In order to understand how pieces of our bodies respond to stresses or how they align or how to create replacement tissues or how tissues heal, biomechanical engineers have to use mathematical models. One way to model tissues in our bodies is as "hookean elastic solids." Generally, this means that the elasticity, the way the solid shears, and the ratio of stretching in two directions follow certain mathematical rules. All you really need to know about this model right now is that these three properties are the same in any direction.  If you pull on the hookean elastic solid the same way in any direction, it will be just as elastic.  If you twist it, it will always shear the same way no matter where in the material you shear it.  When you pull it, Poisson's Ratio, the ratio between the amount one part stretches when another part shrinks, always remains the same in any direction. This is called isotropy.

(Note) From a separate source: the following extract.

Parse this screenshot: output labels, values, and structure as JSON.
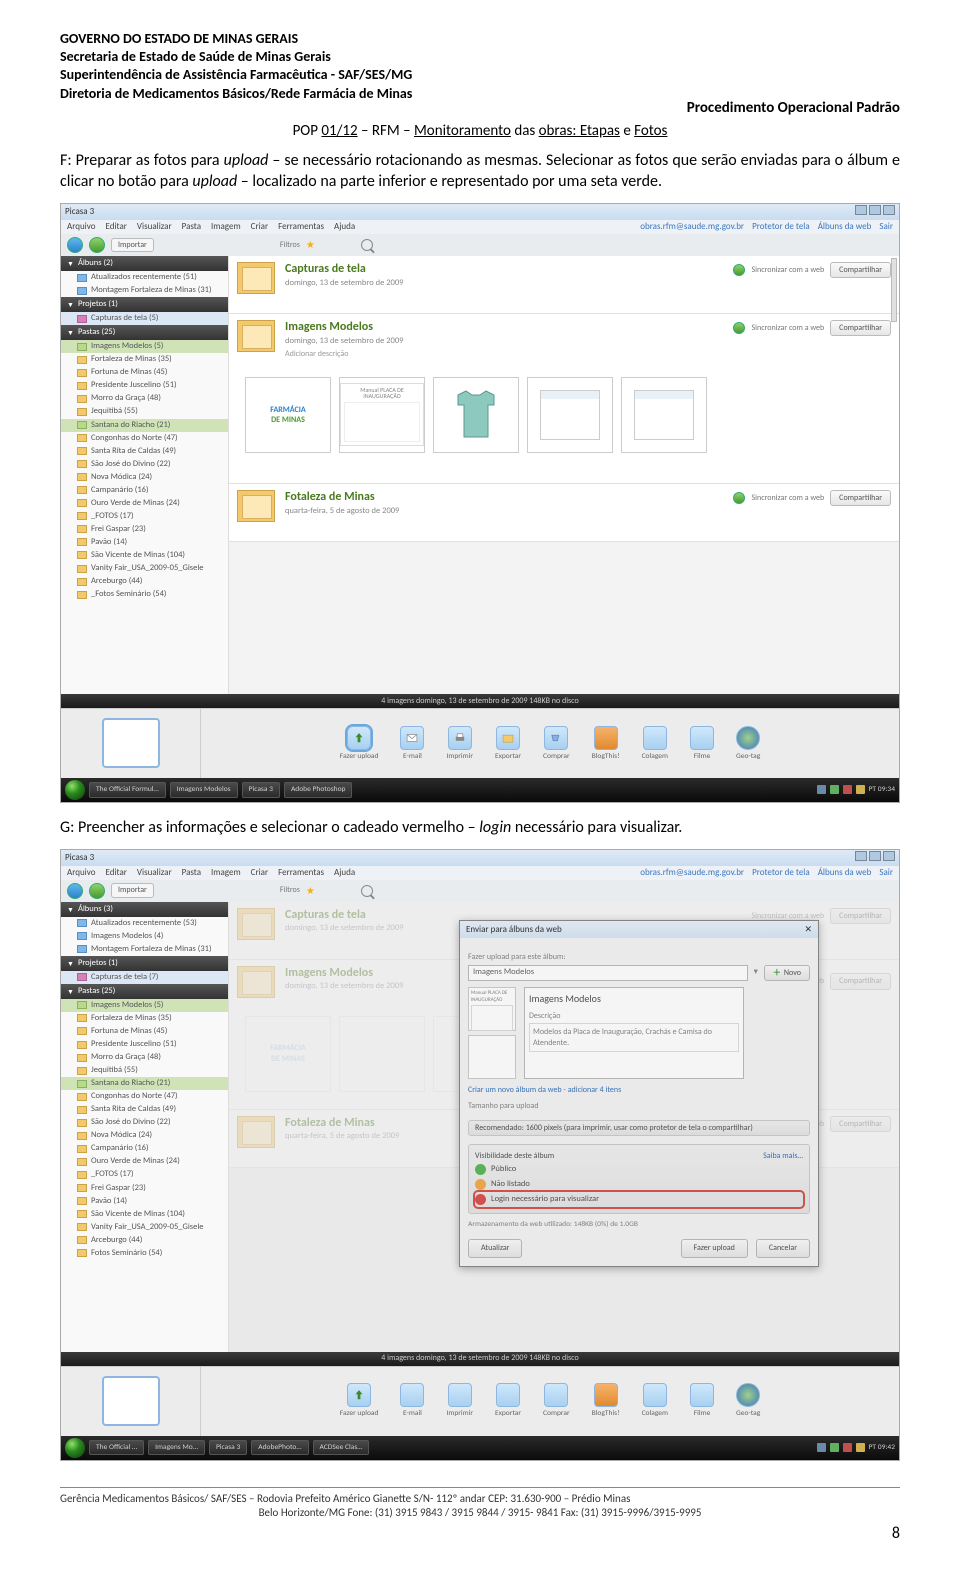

Bone isn't like that.  As an "orthotropic elastic solid," it's anisotropic and has different, but constant, properties in different directions; in order to bear the most load with the least waste of material and the best containment of soft bone marrow, bone is layered, and made of cells called osteons lined up in only one way. It bears more load in the direction that it needs to bear load, and isn't so forceful against load in other directions.  Elasticity, Shear Modulus (the way we describe behavior when you twist it), and Poisson's Ratio (that ratio I mentioned earlier) are different in every direction. This means that every time you calculate how the bone will behave, you have to take into account the direction it is loading in and the new properties for that direction.  We can still predict how bone will behave, and bone is still reliable mathematically, it's just not as simple as we'd like.  The equation has like ten more variables and takes three times as long to solve, but it's still a good equation.

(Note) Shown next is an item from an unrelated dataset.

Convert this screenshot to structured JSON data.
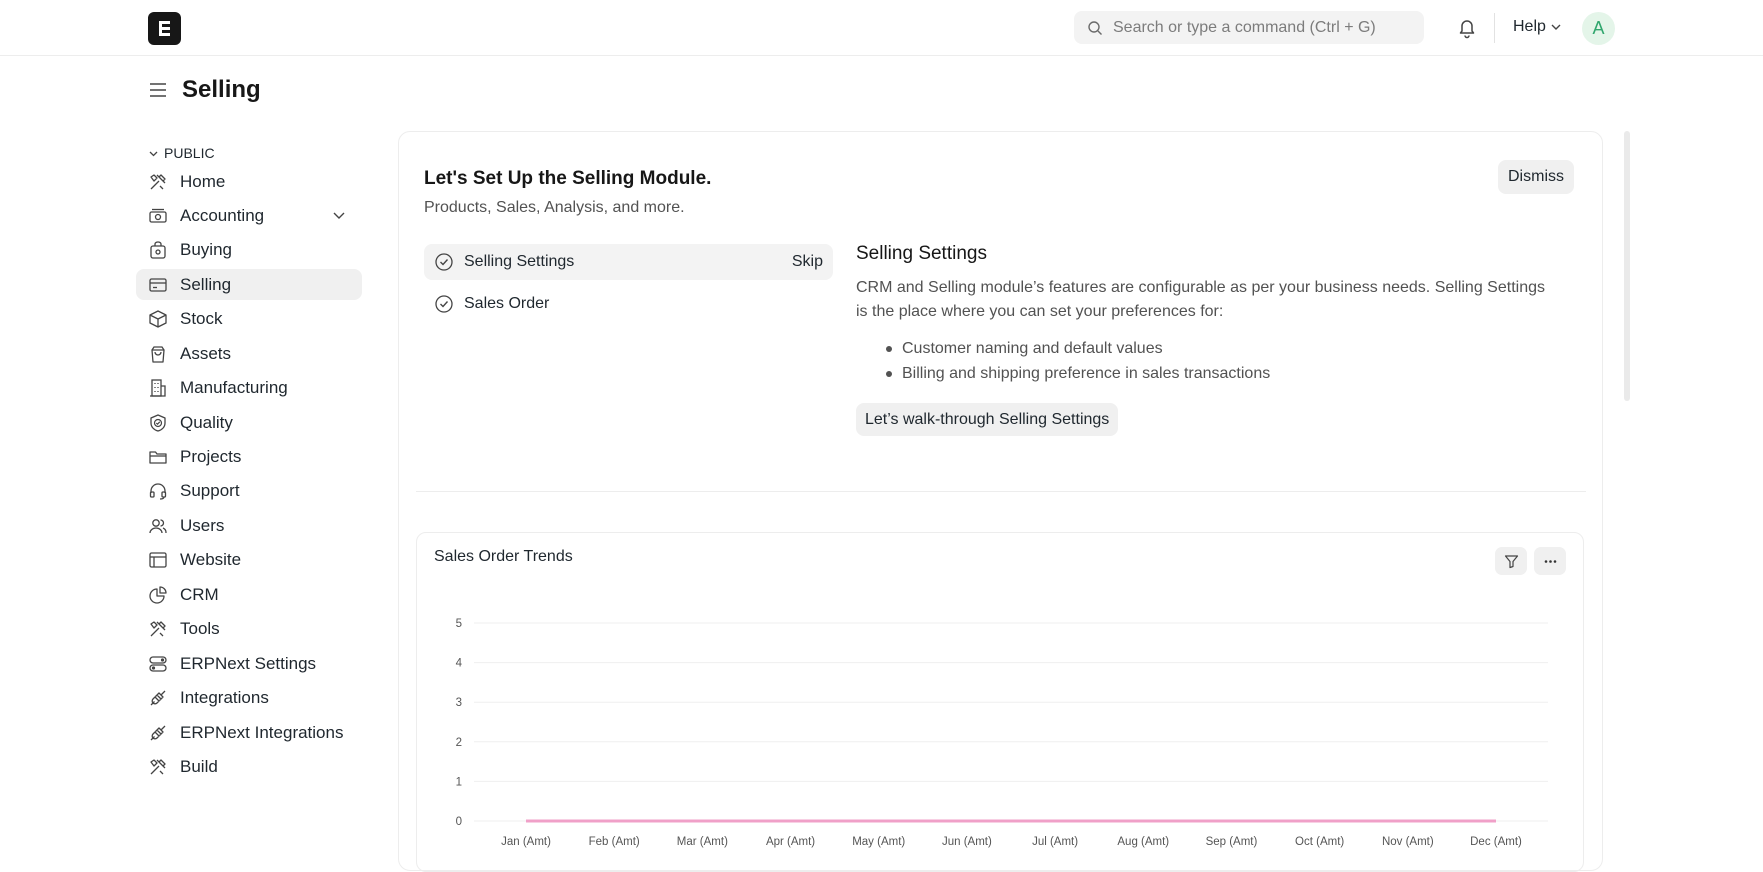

God is like that.  When we try to understand his behavior in our lives or in the Bible, we need to take into account his different-ness, and stop treating him like he has to be isotropic. In different times of history--like different places on the bone--God behaves differently, with different amounts of force, mercy, and justice, not because he is unreliable, but because that way he can best support His Body and the Body of Christ, with the least loss.  Sometimes, we think him excessively violent. Sometimes we think him unfair.  But it's not like he's throwing away morality any more than the bone throws away reliability.  He simply has a much more complex job in history than we do. Just as bone shouldn't become isotropic just to fit our analysis (good Lord that would destroy your body), God should not have to submit himself to our rules about morality or who he can and cannot kill or whether or not he showed himself physically to us then and doesn't now or WHATEVER.

Many of you have heard the slogan "don't put God in a box." Quite frankly, something that infinite would require a large, large box, and God does not let himself be boxed. So the slogan really ought to be, "don't even try to put God in a box," because when you try, you merely break the box.  People sometimes get mad when God breaks their boxes, especially with the way he breaks some serious modern boxes in the Old Testament.  In our nice little moralities or pleasures or what have you, when God breaks our sets of rules he has committed sacrilege against our beliefs of right and wrong.  God has committed blasphemy against what we really worship.

And you better bet he's going to do it as much as he can until he's broken every box in the Universe. Some boxes he welds back together, others he melts down. Yet ultimately, God makes the boxes in this Universe, not you and me.

All scientific information in this post from BME 2220, my Biomechanics class at UVA.